Retrospective || Sunil Das (1939-2015)
I do a sketch before I start painting. I always struggle with colours and shapes, until they fall to desired pattern. Like a music conductor, I summon all my music instruments to play and orchestrate an aesthetic unit out of various experiences.
– Sunil Das
With the unique distinction of being the only Indian artist to have won a National Award from the Lalit Kala Academy (The Shiromani Kala Puraskar) while still in the Government College of Arts and Crafts, Kolkata, Sunil Das was undoubtedly one of the finest expressionist painters that the nation has had the fortune to see. Besides winning a French government scholarship to the Ecole National des Beaux Arts, Das has served as commissioner to the Sao Paulo Biennale and was a member of the jury of the Pfix des Etrangeres, Paris.
While his paintings of horses brought him prominence, Das found himself in Spain during the course of his travels witnessing bullfights, where his fascination for the form of the bull was kindled. “I must have done 7000 horses between 1950 to 60,” he says, “In 1962, I went to Spain, where I was fascinated by the bull fights.”
His ardent study of sculpting in Shantiniketan and his zeal for graphic art in Paris has imbibed a certain rigor in his paintings mostly associated with the other art forms. Avoiding warm or loud colour tones, his minimalist style often invokes a sense of grotesque ecstasy in connoisseurs, especially in his treatment of the women in his ‘A woman in her failings’ series or even in his interpretation of Christ. His signature use of charcoal and conté crayons, an invention arising out of the dearth in pigment during late 18th-early 19th century France, is a testament to his sense of the minimal.
Delving into “man’s inhumanity to man”, Das’ philosophy is apparent in his handling of subject when his focus tends to shift from the perfect animal forms. Human beings are seldom as perfect in his eyes and are represented likewise.
A prolific worker who had nearly ten phases in his vibrant career, Das is fondly remembered as ‘Ghora Das’ (The Horse Das) thanks to his fascination for horses. Apart from 88 solo exhibitions across the world as well as having his work included in the Paris Biennale, Das received the Padma Shri award from the Indian Government in 2014. The finery of Das’ paintings is almost an echo of the primordial painters of humanity, who were as fascinated by the terrific form of the bison as Das probably was with that of the horse and the bull.
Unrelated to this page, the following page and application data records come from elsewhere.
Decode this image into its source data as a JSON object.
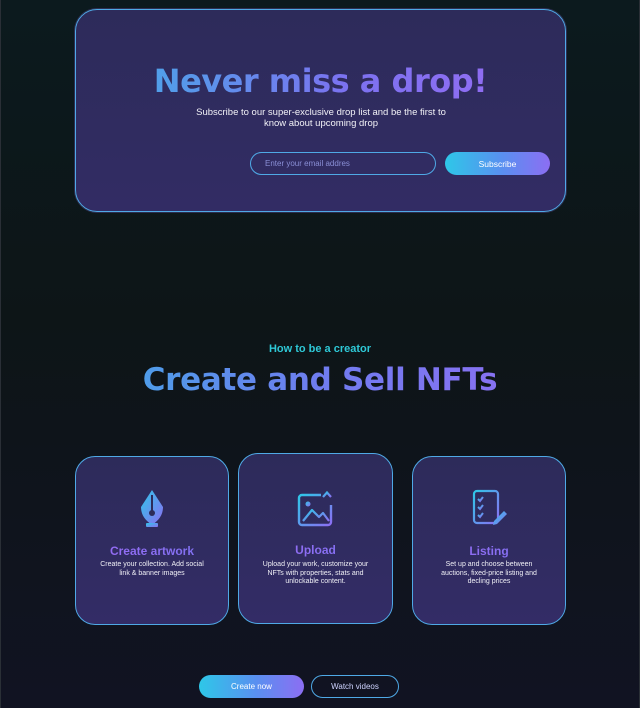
{
  "newsletter": {
    "title": "Never miss a drop!",
    "subtitle": "Subscribe to our super-exclusive drop list and be the first to know about upcoming drop",
    "email_placeholder": "Enter your email addres",
    "subscribe_label": "Subscribe"
  },
  "creator": {
    "eyebrow": "How to be a creator",
    "title": "Create and Sell NFTs",
    "cards": [
      {
        "title": "Create artwork",
        "description": "Create your collection. Add social link & banner images",
        "icon": "pen-nib-icon"
      },
      {
        "title": "Upload",
        "description": "Upload your work, customize your NFTs with properties, stats and unlockable content.",
        "icon": "image-upload-icon"
      },
      {
        "title": "Listing",
        "description": "Set up and choose between auctions, fixed-price listing and decling prices",
        "icon": "checklist-edit-icon"
      }
    ],
    "create_label": "Create now",
    "watch_label": "Watch videos"
  },
  "colors": {
    "background": "#0d1517",
    "card": "#2f2b5e",
    "accent_cyan": "#2ec7e8",
    "accent_purple": "#8c6ef3",
    "border": "#4fa9e6"
  }
}
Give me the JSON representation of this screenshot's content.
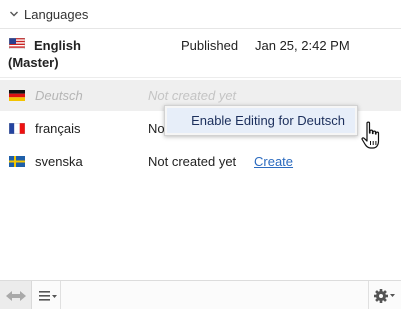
{
  "section": {
    "title": "Languages"
  },
  "languages": [
    {
      "flag": "us",
      "name_line1": "English",
      "name_line2": "(Master)",
      "status": "Published",
      "date": "Jan 25, 2:42 PM"
    },
    {
      "flag": "de",
      "name": "Deutsch",
      "status": "Not created yet"
    },
    {
      "flag": "fr",
      "name": "français",
      "status": "No"
    },
    {
      "flag": "se",
      "name": "svenska",
      "status": "Not created yet",
      "action": "Create"
    }
  ],
  "context_menu": {
    "item": "Enable Editing for Deutsch"
  },
  "footer": {
    "buttons": [
      "swap-arrows-icon",
      "list-menu-icon",
      "gear-icon"
    ]
  },
  "colors": {
    "link": "#2c6bbf",
    "menu_highlight": "#e7eef9",
    "disabled_row": "#efefef"
  }
}
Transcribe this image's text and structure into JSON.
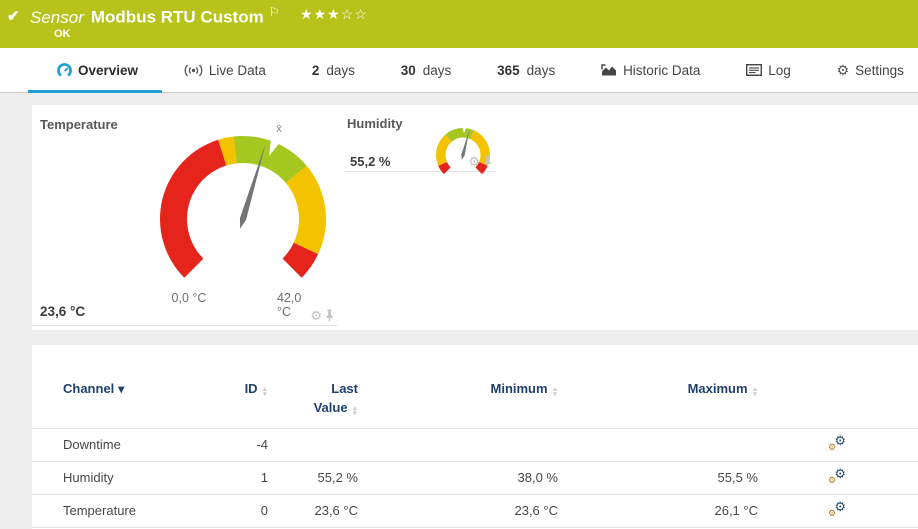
{
  "colors": {
    "header_bg": "#b7c31a",
    "accent": "#1b9fd9",
    "gauge_red": "#e5241c",
    "gauge_yellow": "#f4c300",
    "gauge_green": "#a6c71f",
    "needle": "#747474",
    "table_header_text": "#20416f"
  },
  "header": {
    "status_icon": "✔",
    "kind": "Sensor",
    "title": "Modbus RTU Custom",
    "flag_icon": "⚐",
    "rating_filled": "★★★",
    "rating_empty": "☆☆",
    "status": "OK"
  },
  "tabs": {
    "items": [
      {
        "label": "Overview",
        "active": true
      },
      {
        "label": "Live Data"
      },
      {
        "num": "2",
        "label": "days"
      },
      {
        "num": "30",
        "label": "days"
      },
      {
        "num": "365",
        "label": "days"
      },
      {
        "label": "Historic Data"
      },
      {
        "label": "Log"
      },
      {
        "label": "Settings"
      }
    ]
  },
  "gauges": {
    "temperature": {
      "title": "Temperature",
      "value_label": "23,6 °C",
      "min_label": "0,0 °C",
      "max_label": "42,0 °C",
      "scale_min": 0,
      "scale_max": 42,
      "value": 23.6,
      "average": 24.5,
      "average_marker": "x̄",
      "segments": [
        {
          "from": 0,
          "to": 18.3,
          "color": "#e5241c"
        },
        {
          "from": 18.3,
          "to": 20,
          "color": "#f4c300"
        },
        {
          "from": 20,
          "to": 28.8,
          "color": "#a6c71f"
        },
        {
          "from": 28.8,
          "to": 38.9,
          "color": "#f4c300"
        },
        {
          "from": 38.9,
          "to": 42,
          "color": "#e5241c"
        }
      ]
    },
    "humidity": {
      "title": "Humidity",
      "value_label": "55,2 %",
      "scale_min": 0,
      "scale_max": 100,
      "value": 55.2,
      "average": 51,
      "segments": [
        {
          "from": 0,
          "to": 8,
          "color": "#e5241c"
        },
        {
          "from": 8,
          "to": 35,
          "color": "#f4c300"
        },
        {
          "from": 35,
          "to": 59,
          "color": "#a6c71f"
        },
        {
          "from": 59,
          "to": 92,
          "color": "#f4c300"
        },
        {
          "from": 92,
          "to": 100,
          "color": "#e5241c"
        }
      ]
    }
  },
  "channels": {
    "col_channel": "Channel",
    "col_id": "ID",
    "col_last_1": "Last",
    "col_last_2": "Value",
    "col_min": "Minimum",
    "col_max": "Maximum",
    "rows": [
      {
        "channel": "Downtime",
        "id": "-4",
        "last": "",
        "min": "",
        "max": ""
      },
      {
        "channel": "Humidity",
        "id": "1",
        "last": "55,2 %",
        "min": "38,0 %",
        "max": "55,5 %"
      },
      {
        "channel": "Temperature",
        "id": "0",
        "last": "23,6 °C",
        "min": "23,6 °C",
        "max": "26,1 °C"
      }
    ]
  }
}
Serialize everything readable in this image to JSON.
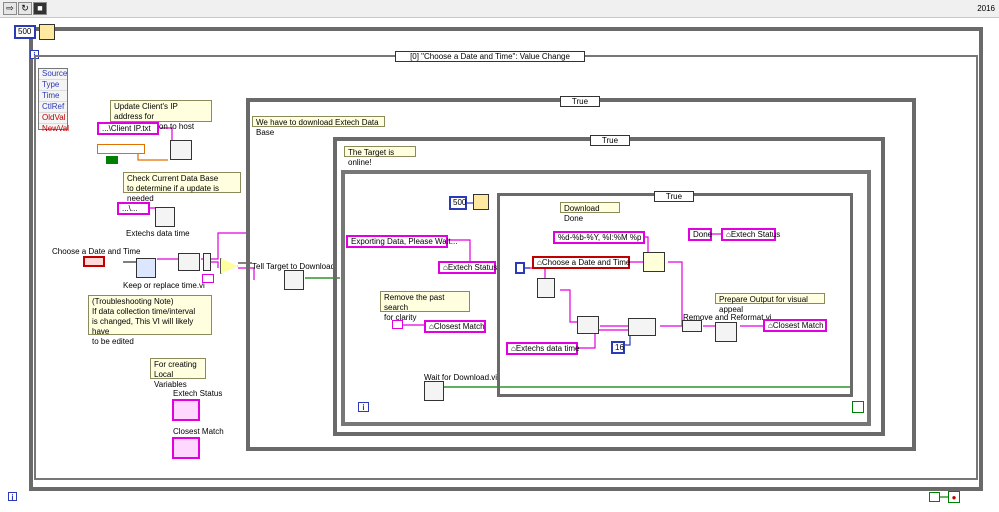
{
  "toolbar": {
    "version": "2016"
  },
  "outer_loop": {
    "wait_ms": "500",
    "iteration_icon": "i"
  },
  "event_structure": {
    "case_label": "[0] \"Choose a Date and Time\": Value Change",
    "event_data": [
      "Source",
      "Type",
      "Time",
      "CtlRef",
      "OldVal",
      "NewVal"
    ]
  },
  "notes": {
    "update_ip": "Update Client's IP address for\ncommunication to host",
    "check_db": "Check Current Data Base\nto determine if a update is needed",
    "troubleshooting": "(Troubleshooting Note)\nIf data collection time/interval\n is changed, This VI will likely have\nto be edited",
    "local_vars": "For creating\nLocal Variables",
    "download_extech": "We have to download Extech Data Base",
    "target_online": "The Target is online!",
    "remove_past": "Remove the past search\nfor clarity",
    "download_done": "Download Done",
    "prepare_output": "Prepare Output for visual appeal"
  },
  "constants": {
    "client_ip_path": "...\\Client IP.txt",
    "extech_path": "...\\...",
    "exporting": "Exporting Data, Please Wait...",
    "date_format": "%d-%b-%Y, %I:%M %p",
    "done": "Done",
    "sixteen": "16",
    "inner_wait": "500"
  },
  "labels": {
    "choose_date_time": "Choose a Date and Time",
    "keep_replace": "Keep or replace time.vi",
    "extechs_data_time": "Extechs data time",
    "tell_target": "Tell Target to Download",
    "wait_download": "Wait for Download.vi",
    "remove_reformat": "Remove and Reformat.vi",
    "extech_status": "Extech Status",
    "closest_match": "Closest Match"
  },
  "local_variables": {
    "extech_status": "Extech Status",
    "closest_match": "Closest Match",
    "choose_date_time": "Choose a Date and Time",
    "extechs_data_time": "Extechs data time"
  },
  "case_selectors": {
    "outer": "True",
    "middle": "True",
    "inner": "True"
  },
  "colors": {
    "string_wire": "#e000e0",
    "bool_wire": "#008000",
    "numeric_wire": "#2a3ab8",
    "note_bg": "#ffffe0"
  }
}
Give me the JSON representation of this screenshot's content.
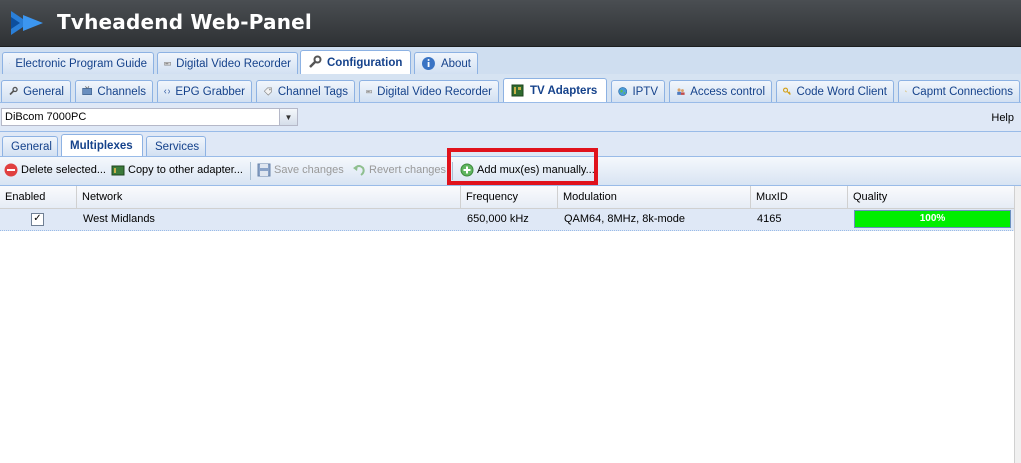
{
  "app": {
    "title": "Tvheadend Web-Panel"
  },
  "main_tabs": [
    {
      "label": "Electronic Program Guide",
      "icon": "tag-icon"
    },
    {
      "label": "Digital Video Recorder",
      "icon": "recorder-icon"
    },
    {
      "label": "Configuration",
      "icon": "wrench-icon",
      "active": true
    },
    {
      "label": "About",
      "icon": "info-icon"
    }
  ],
  "config_tabs": [
    {
      "label": "General",
      "icon": "wrench-icon"
    },
    {
      "label": "Channels",
      "icon": "tv-icon"
    },
    {
      "label": "EPG Grabber",
      "icon": "code-icon"
    },
    {
      "label": "Channel Tags",
      "icon": "tag-icon"
    },
    {
      "label": "Digital Video Recorder",
      "icon": "recorder-icon"
    },
    {
      "label": "TV Adapters",
      "icon": "adapter-icon",
      "active": true
    },
    {
      "label": "IPTV",
      "icon": "globe-icon"
    },
    {
      "label": "Access control",
      "icon": "users-icon"
    },
    {
      "label": "Code Word Client",
      "icon": "key-icon"
    },
    {
      "label": "Capmt Connections",
      "icon": "key-icon"
    }
  ],
  "adapter_select": {
    "value": "DiBcom 7000PC"
  },
  "help_label": "Help",
  "adapter_tabs": [
    {
      "label": "General"
    },
    {
      "label": "Multiplexes",
      "active": true
    },
    {
      "label": "Services"
    }
  ],
  "toolbar": {
    "delete_label": "Delete selected...",
    "copy_label": "Copy to other adapter...",
    "save_label": "Save changes",
    "revert_label": "Revert changes",
    "add_label": "Add mux(es) manually..."
  },
  "grid": {
    "columns": [
      "Enabled",
      "Network",
      "Frequency",
      "Modulation",
      "MuxID",
      "Quality"
    ],
    "rows": [
      {
        "enabled": true,
        "network": "West Midlands",
        "frequency": "650,000 kHz",
        "modulation": "QAM64, 8MHz, 8k-mode",
        "muxid": "4165",
        "quality_text": "100%",
        "quality": 1.0
      }
    ]
  },
  "colors": {
    "highlight": "#e0121c",
    "quality_fill": "#00ee00",
    "accent": "#15428b"
  }
}
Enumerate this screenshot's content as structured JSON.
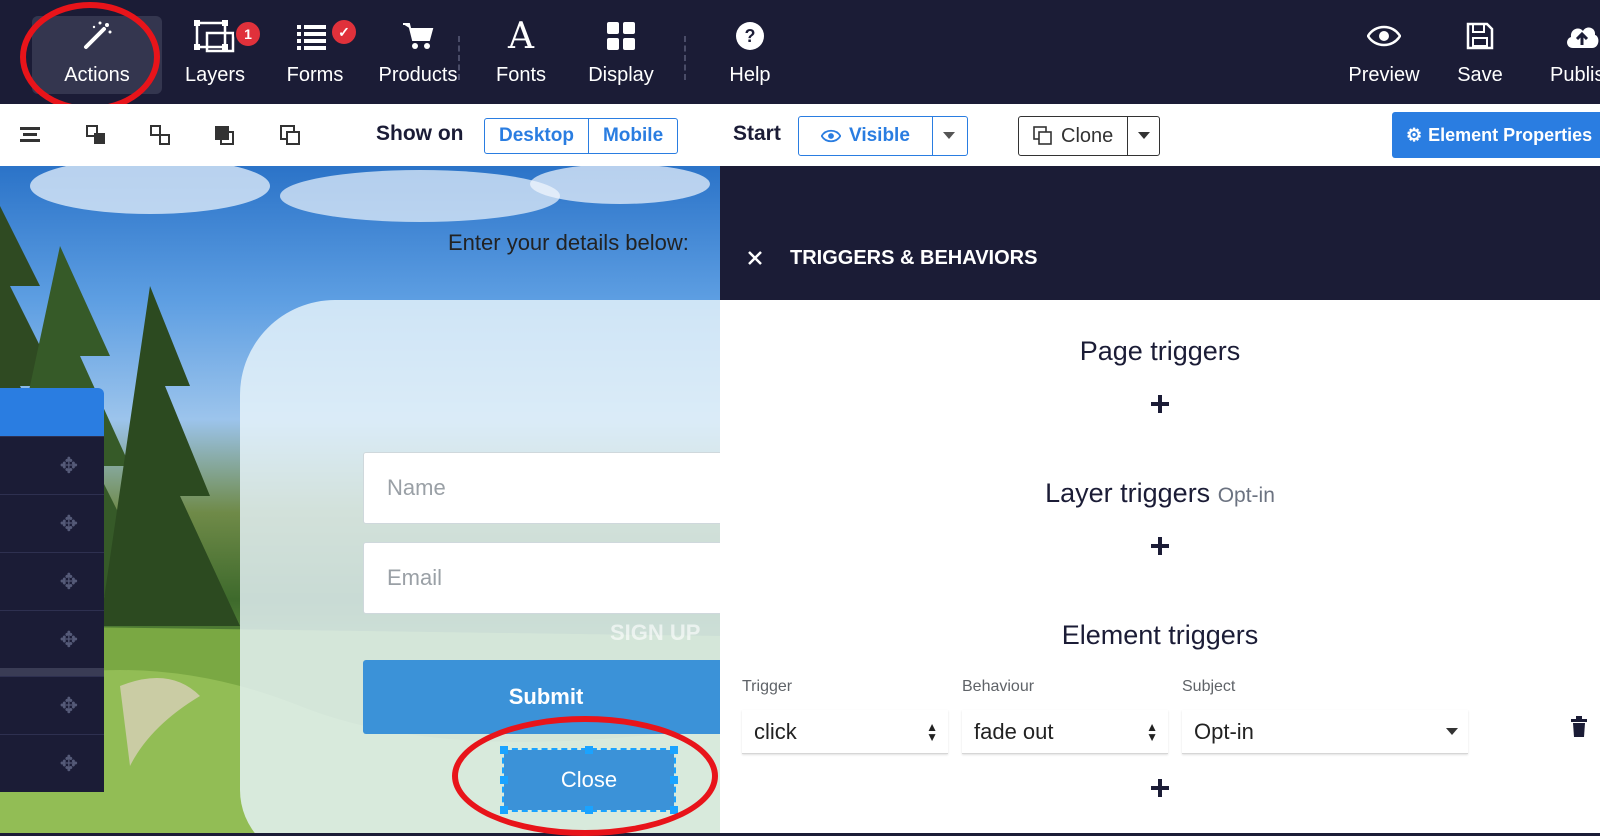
{
  "toolbar": {
    "items": [
      {
        "label": "Actions",
        "icon": "magic-wand-icon"
      },
      {
        "label": "Layers",
        "icon": "layers-icon",
        "badge": "1"
      },
      {
        "label": "Forms",
        "icon": "forms-list-icon"
      },
      {
        "label": "Products",
        "icon": "cart-icon"
      },
      {
        "label": "Fonts",
        "icon": "font-icon"
      },
      {
        "label": "Display",
        "icon": "grid-icon"
      },
      {
        "label": "Help",
        "icon": "help-icon"
      }
    ],
    "right": [
      {
        "label": "Preview",
        "icon": "eye-icon"
      },
      {
        "label": "Save",
        "icon": "save-icon"
      },
      {
        "label": "Publis",
        "icon": "cloud-upload-icon"
      }
    ]
  },
  "subbar": {
    "show_on_label": "Show on",
    "desktop": "Desktop",
    "mobile": "Mobile",
    "start_label": "Start",
    "visible": "Visible",
    "clone": "Clone",
    "element_properties": "Element Properties"
  },
  "canvas": {
    "heading": "Enter your details below:",
    "name_placeholder": "Name",
    "email_placeholder": "Email",
    "signup_ghost": "SIGN UP",
    "submit": "Submit",
    "close": "Close"
  },
  "panel": {
    "title": "TRIGGERS & BEHAVIORS",
    "page_triggers": "Page triggers",
    "layer_triggers": "Layer triggers",
    "layer_triggers_suffix": "Opt-in",
    "element_triggers": "Element triggers",
    "trigger_label": "Trigger",
    "behaviour_label": "Behaviour",
    "subject_label": "Subject",
    "trigger_value": "click",
    "behaviour_value": "fade out",
    "subject_value": "Opt-in"
  },
  "colors": {
    "navy": "#1b1c36",
    "accent_blue": "#2a7de1",
    "button_blue": "#3b92d8",
    "annotation_red": "#e8141a"
  }
}
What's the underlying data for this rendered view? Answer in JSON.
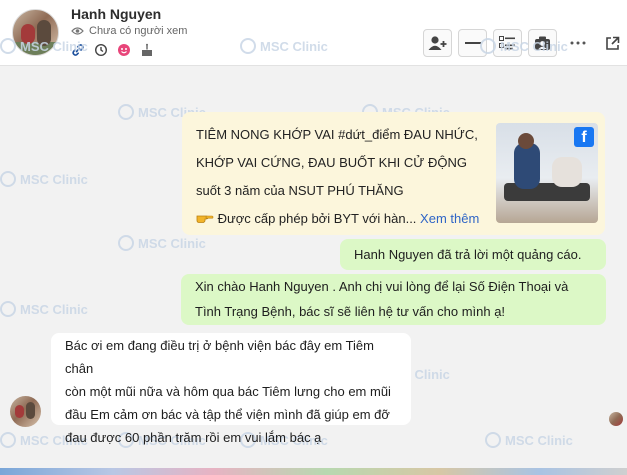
{
  "contact": {
    "name": "Hanh Nguyen",
    "viewer_status": "Chưa có người xem"
  },
  "header_icons": [
    "link-icon",
    "history-icon",
    "emoji-icon",
    "birthday-cake-icon"
  ],
  "toolbar": [
    "add-contact-icon",
    "minus-icon",
    "list-details-icon",
    "profile-card-icon",
    "more-icon",
    "open-external-icon"
  ],
  "watermark": "MSC Clinic",
  "ad": {
    "line1": "TIÊM NONG KHỚP VAI #dứt_điểm ĐAU NHỨC,",
    "line2": "KHỚP VAI CỨNG, ĐAU BUỐT KHI CỬ ĐỘNG",
    "line3": "suốt 3 năm của NSUT PHÚ THĂNG",
    "line4": "Được cấp phép bởi BYT với hàn...",
    "more_label": "Xem thêm",
    "thumb_badge": "f"
  },
  "messages": {
    "reply_notice": "Hanh Nguyen đã trả lời một quảng cáo.",
    "greeting": [
      "Xin chào Hanh Nguyen . Anh chị vui lòng để lại Số Điện Thoại và",
      "Tình Trạng Bệnh, bác sĩ sẽ liên hệ tư vấn cho mình ạ!"
    ],
    "customer": [
      "Bác ơi em đang điều trị ở bệnh viện bác đây em Tiêm chân",
      "còn một mũi nữa và hôm qua bác Tiêm lưng cho em mũi",
      "đầu Em cảm ơn bác và tập thể viện mình đã giúp em đỡ",
      "đau được 60 phần trăm rồi em vui lắm bác ạ"
    ]
  }
}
Bearing the weight of humanity in his 76 years of hallowed existence, Sunil Das passed away on August 10, 2015 in Kolkata. 
First Published: CultureCult Magazine, Issue Two: November 2015